Writer and performer Tania Carter and a tale of indifference to violence.
When the trees have fallen for the last time
By Tania Carter
Forty years from now, when I am old and gray and the trees have fallen for the last time, there will be birds sitting atop buildings waiting for the day the sun will spread across the sky and swallow the sickness below. Waiting for the day the melting snow will flow and warm hearts will fill the streets.
I emerge from shadows. Through pieces of hair hanging down in front of my eyes, I see filth. A mob of people fights for a purse on the road. Coins drop in drains, pouring from reaching hands. A body slams. Mouths rise and fall. Bodies jerk and blood rushes. Cars move past faster. A siren flares and stops 50 feet ahead.
I sneak past the fury.
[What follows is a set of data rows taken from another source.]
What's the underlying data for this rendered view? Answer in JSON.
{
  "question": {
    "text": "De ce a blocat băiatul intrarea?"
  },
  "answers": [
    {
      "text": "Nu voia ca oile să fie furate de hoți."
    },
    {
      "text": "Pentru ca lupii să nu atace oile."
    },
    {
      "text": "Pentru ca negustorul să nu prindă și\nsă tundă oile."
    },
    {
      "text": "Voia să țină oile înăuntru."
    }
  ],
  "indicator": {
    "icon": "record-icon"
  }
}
No one sees me; my hands twitch. A woman with a purse screams “Stop!”
“Give me that!” a man yells.
A flying set of keys whips by; fist after fist wears her down, her body slumps, blood streaming from her hand cupping her cheek. He pulls the purse.
“It’s MINE,” she pulls herself up.
” I whisper. A fist punches her back down.
Another man snatches the purse. Running to the other side of the street, he shouts, “I have it!” Boots sink into her ribs again and again. The cop half way down the block does nothing.
I run to him; “look!” I beg. He sits and stares at his computer board. I step back, watch him load the print-out into his chest flap, start the ignition and step on the gas.
“I remember when men would help
” I whisper. In tatters and buttons, I swerve through the crowd, the cameras and computer-generated images. Children touch computer screens, splashing a dying woman, up walls and down sidewalks. Five minutes and the blood sweepers will be here.
The crowd waits. Parents are working in factories until dawn the next day. Unfolding layers of clothes, I unsheathe a feather and float to the massacre. Fanning blood, I sing. My eyes drift from body, to sunshine and back into stars.
In the future I would bring my memory, intuition, a feather and my voice.
Tania Carter is a writer and performer whose work springs from the tradition of Salish storytelling. She is based in Toronto.